=== Task requirements ===
The entries must be retyped exactly, down to the last line.

=== Dataset rows describing interfaces ===
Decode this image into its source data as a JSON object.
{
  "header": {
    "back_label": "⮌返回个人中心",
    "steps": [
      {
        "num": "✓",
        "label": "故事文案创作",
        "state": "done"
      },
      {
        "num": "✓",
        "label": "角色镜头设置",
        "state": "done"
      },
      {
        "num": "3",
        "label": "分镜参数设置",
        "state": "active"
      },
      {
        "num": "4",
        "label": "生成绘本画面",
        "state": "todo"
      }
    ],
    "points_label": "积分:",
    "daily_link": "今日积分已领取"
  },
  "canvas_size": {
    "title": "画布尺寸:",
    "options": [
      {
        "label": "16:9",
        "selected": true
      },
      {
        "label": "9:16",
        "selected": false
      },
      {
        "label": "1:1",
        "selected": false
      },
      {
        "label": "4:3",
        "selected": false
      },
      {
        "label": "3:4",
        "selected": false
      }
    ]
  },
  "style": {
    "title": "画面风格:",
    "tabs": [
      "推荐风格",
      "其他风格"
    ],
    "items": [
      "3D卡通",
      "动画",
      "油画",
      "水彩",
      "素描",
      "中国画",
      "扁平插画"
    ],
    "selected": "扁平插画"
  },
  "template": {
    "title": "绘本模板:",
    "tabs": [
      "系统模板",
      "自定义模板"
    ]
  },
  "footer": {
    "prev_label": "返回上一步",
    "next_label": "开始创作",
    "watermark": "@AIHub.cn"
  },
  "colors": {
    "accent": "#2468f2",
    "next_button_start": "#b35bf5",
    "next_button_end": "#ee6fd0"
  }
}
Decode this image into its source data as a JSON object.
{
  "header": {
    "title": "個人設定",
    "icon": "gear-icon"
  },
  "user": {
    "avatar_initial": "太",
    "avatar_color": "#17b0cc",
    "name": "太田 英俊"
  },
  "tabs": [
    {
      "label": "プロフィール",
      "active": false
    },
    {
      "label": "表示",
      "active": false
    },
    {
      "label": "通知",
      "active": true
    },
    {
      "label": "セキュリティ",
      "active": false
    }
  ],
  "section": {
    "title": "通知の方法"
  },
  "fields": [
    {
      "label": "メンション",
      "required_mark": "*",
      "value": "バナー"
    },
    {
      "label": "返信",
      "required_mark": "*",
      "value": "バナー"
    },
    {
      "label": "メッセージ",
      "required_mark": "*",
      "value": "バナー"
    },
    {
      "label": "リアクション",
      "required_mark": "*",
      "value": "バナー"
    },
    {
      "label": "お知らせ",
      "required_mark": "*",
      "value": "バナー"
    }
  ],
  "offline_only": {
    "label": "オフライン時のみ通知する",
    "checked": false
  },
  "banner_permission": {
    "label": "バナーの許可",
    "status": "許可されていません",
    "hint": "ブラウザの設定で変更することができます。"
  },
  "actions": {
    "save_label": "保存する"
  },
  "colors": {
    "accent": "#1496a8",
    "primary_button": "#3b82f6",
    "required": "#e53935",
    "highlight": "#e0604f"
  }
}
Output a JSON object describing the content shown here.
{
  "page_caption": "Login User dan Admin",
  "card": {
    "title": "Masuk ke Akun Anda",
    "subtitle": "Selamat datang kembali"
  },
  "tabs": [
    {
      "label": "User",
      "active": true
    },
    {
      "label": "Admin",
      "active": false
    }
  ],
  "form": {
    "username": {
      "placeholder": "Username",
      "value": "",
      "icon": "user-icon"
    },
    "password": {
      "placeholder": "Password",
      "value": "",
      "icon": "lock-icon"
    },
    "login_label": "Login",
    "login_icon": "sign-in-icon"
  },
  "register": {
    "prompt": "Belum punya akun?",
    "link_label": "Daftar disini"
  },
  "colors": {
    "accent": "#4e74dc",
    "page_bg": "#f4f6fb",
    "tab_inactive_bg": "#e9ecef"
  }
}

=== The completed task ===
Decode this image into its source data as a JSON object.
{
  "header": {
    "back_label": "⮌返回个人中心",
    "steps": [
      {
        "num": "✓",
        "label": "故事文案创作",
        "state": "done"
      },
      {
        "num": "✓",
        "label": "角色镜头设置",
        "state": "done"
      },
      {
        "num": "3",
        "label": "分镜参数设置",
        "state": "active"
      },
      {
        "num": "4",
        "label": "生成绘本画面",
        "state": "todo"
      }
    ],
    "points_label": "积分:",
    "daily_link": "今日积分已领取"
  },
  "canvas_size": {
    "title": "画布尺寸:",
    "options": [
      {
        "label": "16:9",
        "selected": true
      },
      {
        "label": "9:16",
        "selected": false
      },
      {
        "label": "1:1",
        "selected": false
      },
      {
        "label": "4:3",
        "selected": false
      },
      {
        "label": "3:4",
        "selected": false
      }
    ]
  },
  "style": {
    "title": "画面风格:",
    "tabs": [
      "推荐风格",
      "其他风格"
    ],
    "items": [
      "3D卡通",
      "动画",
      "油画",
      "水彩",
      "素描",
      "中国画",
      "扁平插画"
    ],
    "selected": "扁平插画"
  },
  "template": {
    "title": "绘本模板:",
    "tabs": [
      "系统模板",
      "自定义模板"
    ]
  },
  "footer": {
    "prev_label": "返回上一步",
    "next_label": "开始创作",
    "watermark": "@AIHub.cn"
  },
  "colors": {
    "accent": "#2468f2",
    "next_button_start": "#b35bf5",
    "next_button_end": "#ee6fd0"
  }
}
Decode this image into its source data as a JSON object.
{
  "header": {
    "title": "個人設定",
    "icon": "gear-icon"
  },
  "user": {
    "avatar_initial": "太",
    "avatar_color": "#17b0cc",
    "name": "太田 英俊"
  },
  "tabs": [
    {
      "label": "プロフィール",
      "active": false
    },
    {
      "label": "表示",
      "active": false
    },
    {
      "label": "通知",
      "active": true
    },
    {
      "label": "セキュリティ",
      "active": false
    }
  ],
  "section": {
    "title": "通知の方法"
  },
  "fields": [
    {
      "label": "メンション",
      "required_mark": "*",
      "value": "バナー"
    },
    {
      "label": "返信",
      "required_mark": "*",
      "value": "バナー"
    },
    {
      "label": "メッセージ",
      "required_mark": "*",
      "value": "バナー"
    },
    {
      "label": "リアクション",
      "required_mark": "*",
      "value": "バナー"
    },
    {
      "label": "お知らせ",
      "required_mark": "*",
      "value": "バナー"
    }
  ],
  "offline_only": {
    "label": "オフライン時のみ通知する",
    "checked": false
  },
  "banner_permission": {
    "label": "バナーの許可",
    "status": "許可されていません",
    "hint": "ブラウザの設定で変更することができます。"
  },
  "actions": {
    "save_label": "保存する"
  },
  "colors": {
    "accent": "#1496a8",
    "primary_button": "#3b82f6",
    "required": "#e53935",
    "highlight": "#e0604f"
  }
}
Output a JSON object describing the content shown here.
{
  "page_caption": "Login User dan Admin",
  "card": {
    "title": "Masuk ke Akun Anda",
    "subtitle": "Selamat datang kembali"
  },
  "tabs": [
    {
      "label": "User",
      "active": true
    },
    {
      "label": "Admin",
      "active": false
    }
  ],
  "form": {
    "username": {
      "placeholder": "Username",
      "value": "",
      "icon": "user-icon"
    },
    "password": {
      "placeholder": "Password",
      "value": "",
      "icon": "lock-icon"
    },
    "login_label": "Login",
    "login_icon": "sign-in-icon"
  },
  "register": {
    "prompt": "Belum punya akun?",
    "link_label": "Daftar disini"
  },
  "colors": {
    "accent": "#4e74dc",
    "page_bg": "#f4f6fb",
    "tab_inactive_bg": "#e9ecef"
  }
}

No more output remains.